I really enjoyed all the stories in the first, ad-themed section, but it's sort of been on a gentle downhill from there. Some of these -- like "The Red Ribbon," the only one I'd read before -- got too message-y for me. Still, I'm liking it. I've been embarrassed in public when it's been revealed that I'm the only one of my friends who has never read George Saunders. I guess this...more
this book of short stories gives a person more to think about life than a rack full of self-help books. Saunders is telling us crucial things about contemporary life in some funny, bitter, outrageous, out-there ways that (at least to my limited skill) defy description.
i guess the most accurate thing i can say about his work is that each story is like a zen koan--just when you think you've got a grip on it, it m...more
anyhow. this book thoroughly disappointed me. the great stories in it, less than half, were great stories. the rest were all faile...more
There's a dark streak to some of the stories, and the bits of black humor kind of fell flat with me. It was almost as if he's a nice guy who's got a great concept...more

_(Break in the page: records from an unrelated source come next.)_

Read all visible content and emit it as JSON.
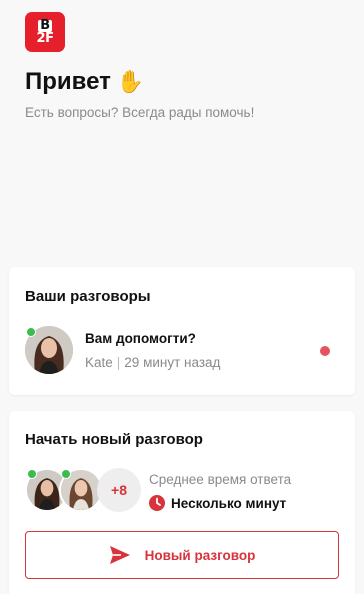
{
  "brand": {
    "logo_line1": "B",
    "logo_line2": "2F",
    "logo_color": "#e5202a"
  },
  "header": {
    "greeting": "Привет",
    "greeting_emoji": "✋",
    "subtitle": "Есть вопросы? Всегда рады помочь!"
  },
  "conversations": {
    "title": "Ваши разговоры",
    "items": [
      {
        "title": "Вам допомогти?",
        "agent": "Kate",
        "separator": "|",
        "time": "29 минут назад",
        "online": true,
        "unread": true
      }
    ]
  },
  "new_conversation": {
    "title": "Начать новый разговор",
    "more_agents": "+8",
    "response_label": "Среднее время ответа",
    "response_value": "Несколько минут",
    "button_label": "Новый разговор"
  },
  "colors": {
    "accent": "#d8323a",
    "online": "#3dbb4f",
    "unread": "#e5535e",
    "muted_text": "#8a8a8a",
    "background": "#f8f8f8"
  },
  "icons": {
    "clock": "clock-icon",
    "send": "send-icon",
    "online": "online-indicator",
    "unread": "unread-dot"
  }
}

The very last story (commcomm) has some absolutely hilarious, laugh-out-loud lines poking fun at ultra-religious people and govt. bureaucrat-speak.
The rest of the book (pages 73 through 195) is mostly a waste of time and just plain stupid. I read through them hoping to find more good ones, but they were terrible, especially "93990"!
I don't know much about this author except that he contributes to the New Yorker, Harper's and GQ. I am now going to seek much of his work.
There is an impressive range in his material. Most of the time he is writing with this wry or absurd sense of humor. But then you'll move onto the...more
With so many short stories to choose from here, I'd like to report that there are some gems, namely "my flamboyant grandson", "93990" and "commcomm". In "flamboyant" a grandfather heroically takes his weird grandson to a Broadway play. I say heroic because Times Square has turned into a mecca even more commercialized than it is now, w...more
"'You and your wife are in the prayers of me and our church,' he says to Rimney. 'Despite of what you may think of me.' 'You're in my prayers too,' says Rimney. 'I'm always praying you stop being so sanctimonious and miraculously get less full of shit.'"
"She wore only black. She said the...more
If I were to re-read this, I'd read one story...and then read some other stuff and then come back to the next story a few days later. Using some kind of magical bedpost to keep the bubble gum as fresh as possible. I did enjoy reading "i can speak TM" to my wife and t...more
I had the pleasure of getting to talk with legendary author George Saunders for CCLaP's podcast last week, a rare treat given how in demand he is on this latest tour even among the major media; but that meant I had to do some serious cramming in the few weeks leading up to our talk, in that (I guiltily con...more
This one doesn't have the breadth or scope of Pastoralia or CivilWarLand in Bad Decline, but it's easier to get at Saunders' morals and the units that make up his writing and stories here. Both are very satisfying and entertaining to see. He cracks me up as he makes me worried about humanity, which is hard to do and amazing to read. I liked his take on same-sex marriage in My Amendment....more
Can there be too much good Saunders? Critics praise the book but then admit that reading the stories in succession almost overwhelmed them. As he did in CivilWarLand in Bad Decline and Pastoralia, Saunders takes our world to its logical extremes, sometimes to the point of oversaturation. If his work seems avant-garde, it's approachably so, probably because of his ability to "construct a story of absurdist satire, then locate within it a moment of searing humanity" (Boston Globe). There is some...more
Read the rest in the June 2007 issue of decomP .